* Appeals for other nations to follow
* Concern grows over political and security fallout
By Sue Pleming
WASHINGTON, Aug 10 (Reuters) - The United States announced an additional $20 million to help Pakistani flood victims on Tuesday amid growing concern over the political, economic and security ramifications of the disaster.
The new aid brought to $55 million the amount of funds committed by Washington so far to flood relief efforts in Pakistan, along with U.S. military helicopters that have been airlifting survivors trapped by the worst floods in 80 years.
"It is a sign of our continuing commitment as this drama continues to unfold. It is very important to note that it is not just an immediate humanitarian crisis," said senior State Department official Dan Feldman in announcing the new funds.
"This is very much a medium-to-longer term issue with food security, with the economic infrastructure and with needs that will be ongoing for many months, if not years," said Feldman.
The floods have killed about 1,600 people and affected more than 14 million more, wiping out crops and livestock in areas that were among the most unstable in Pakistan to begin with.
Hundreds of roads and bridges have been destroyed and waters have not yet crested, meaning the situation could get worse in Pakistan, a U.S. ally in fighting militants in neighboring Afghanistan.
There is concern that Islamist charities with links to militant groups have been seeking to fill the gap left by what many see as an inadequate response by Pakistan's government, which has been overwhelmed by the scale of the disaster.
White House spokesman Bill Burton said he hoped militants were not using the tragedy to inflict even more pain on the population.
"The concern is that every single day you have got people who are intent on creating havoc in order to disrupt democracy and harm their way of life there," said Burton. "Right now we are worried about the floods and worried about the insurgency and we are dealing with those issues as appropriate."
Pakistan, whose air force chief was in Washington on Monday, has appealed for more helicopters as well as other transport and rescue aircraft to deal with the crisis.

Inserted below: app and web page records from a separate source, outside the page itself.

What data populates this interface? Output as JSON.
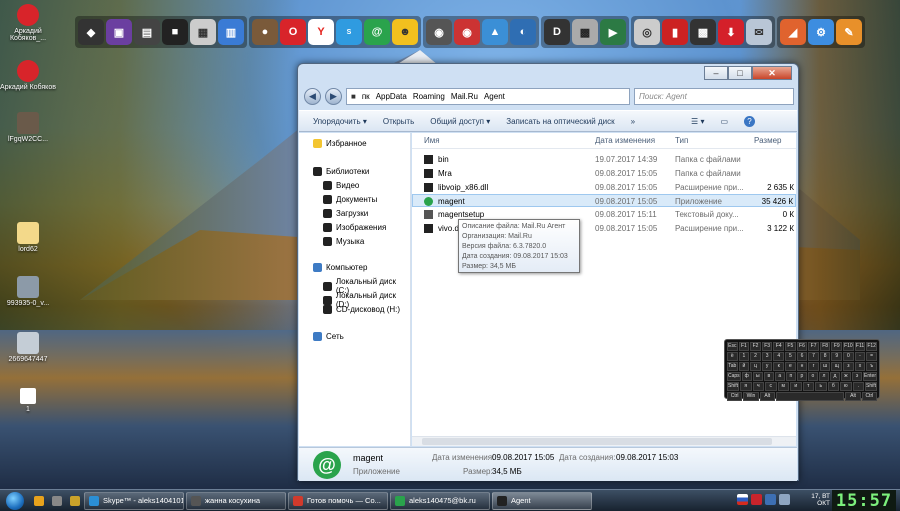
{
  "desktop_icons": [
    {
      "label": "Аркадий Кобяков_..."
    },
    {
      "label": "Аркадий Кобяков"
    },
    {
      "label": "lFgqW2CC..."
    },
    {
      "label": "lord62"
    },
    {
      "label": "993935-0_v..."
    },
    {
      "label": "2669647447"
    },
    {
      "label": "1"
    }
  ],
  "window": {
    "address": {
      "crumbs": [
        "пк",
        "AppData",
        "Roaming",
        "Mail.Ru",
        "Agent"
      ],
      "search_placeholder": "Поиск: Agent"
    },
    "commands": [
      "Упорядочить ▾",
      "Открыть",
      "Общий доступ ▾",
      "Записать на оптический диск",
      "»"
    ],
    "nav": {
      "favorites": "Избранное",
      "libraries": "Библиотеки",
      "library_items": [
        "Видео",
        "Документы",
        "Загрузки",
        "Изображения",
        "Музыка"
      ],
      "computer": "Компьютер",
      "drives": [
        "Локальный диск (C:)",
        "Локальный диск (D:)",
        "CD-дисковод (H:)"
      ],
      "network": "Сеть"
    },
    "columns": {
      "name": "Имя",
      "date": "Дата изменения",
      "type": "Тип",
      "size": "Размер"
    },
    "files": [
      {
        "name": "bin",
        "date": "19.07.2017 14:39",
        "type": "Папка с файлами",
        "size": ""
      },
      {
        "name": "Mra",
        "date": "09.08.2017 15:05",
        "type": "Папка с файлами",
        "size": ""
      },
      {
        "name": "libvoip_x86.dll",
        "date": "09.08.2017 15:05",
        "type": "Расширение при...",
        "size": "2 635 К"
      },
      {
        "name": "magent",
        "date": "09.08.2017 15:05",
        "type": "Приложение",
        "size": "35 426 К"
      },
      {
        "name": "magentsetup",
        "date": "09.08.2017 15:11",
        "type": "Текстовый доку...",
        "size": "0 К"
      },
      {
        "name": "vivo.d",
        "date": "09.08.2017 15:05",
        "type": "Расширение при...",
        "size": "3 122 К"
      }
    ],
    "tooltip": [
      "Описание файла: Mail.Ru Агент",
      "Организация: Mail.Ru",
      "Версия файла: 6.3.7820.0",
      "Дата создания: 09.08.2017 15:03",
      "Размер: 34,5 МБ"
    ],
    "details": {
      "name": "magent",
      "kind": "Приложение",
      "modified_label": "Дата изменения:",
      "modified": "09.08.2017 15:05",
      "size_label": "Размер:",
      "size": "34,5 МБ",
      "created_label": "Дата создания:",
      "created": "09.08.2017 15:03"
    }
  },
  "taskbar": {
    "buttons": [
      {
        "label": "Skype™ - aleks1404101",
        "color": "#2b8fd6"
      },
      {
        "label": "жанна косухина",
        "color": "#555555"
      },
      {
        "label": "Готов помочь — Со...",
        "color": "#d13a2c"
      },
      {
        "label": "aleks140475@bk.ru",
        "color": "#2aa34c"
      },
      {
        "label": "Agent",
        "color": "#222222"
      }
    ],
    "date_line1": "17, ВТ",
    "date_line2": "ОКТ",
    "clock": "15:57"
  },
  "keyboard": {
    "rows": [
      [
        "Esc",
        "F1",
        "F2",
        "F3",
        "F4",
        "F5",
        "F6",
        "F7",
        "F8",
        "F9",
        "F10",
        "F11",
        "F12"
      ],
      [
        "ё",
        "1",
        "2",
        "3",
        "4",
        "5",
        "6",
        "7",
        "8",
        "9",
        "0",
        "-",
        "="
      ],
      [
        "Tab",
        "й",
        "ц",
        "у",
        "к",
        "е",
        "н",
        "г",
        "ш",
        "щ",
        "з",
        "х",
        "ъ"
      ],
      [
        "Caps",
        "ф",
        "ы",
        "в",
        "а",
        "п",
        "р",
        "о",
        "л",
        "д",
        "ж",
        "э",
        "Enter"
      ],
      [
        "Shift",
        "я",
        "ч",
        "с",
        "м",
        "и",
        "т",
        "ь",
        "б",
        "ю",
        ".",
        "Shift"
      ],
      [
        "Ctrl",
        "Win",
        "Alt",
        "",
        "Alt",
        "Ctrl"
      ]
    ]
  }
}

Pentagon spokesman Geoff Morrell said the defense department was looking into adding to the six U.S. helicopters sent from Afghanistan but this could only be done with Pakistani approval and coordination.
"We are obviously best-positioned to assist in the disaster relief and we are looking very aggressively at what other assets we are able to contribute," said Morrell.
Pakistan expert Lisa Curtis urged the administration to "pull out all the stops" and deliver as much assistance as possible if it wanted to curb the influence of militants.
"Extremist groups understand that the political fault lines are shifting and they know how to take advantage of the situation and they will remember the groups who were there in their time of need," said Curtis of the Heritage Foundation.
Adding to concerns, is frustration over how President Asif Ali Zardari has personally dealt with the floods, especially after he chose to continue a European trip despite the crisis.
U.S. officials are also scrambling to determine whether Washington's ambitious nonmilitary aid program -- amounting to $7.5 billion agreed by Congress over the next five years -- will have to be adjusted to deal with the latest emergency.
"There are some other now, very critical needs on the table," said Mark Ward, a senior U.S. aid agency official. (Editing by Chris Wilson)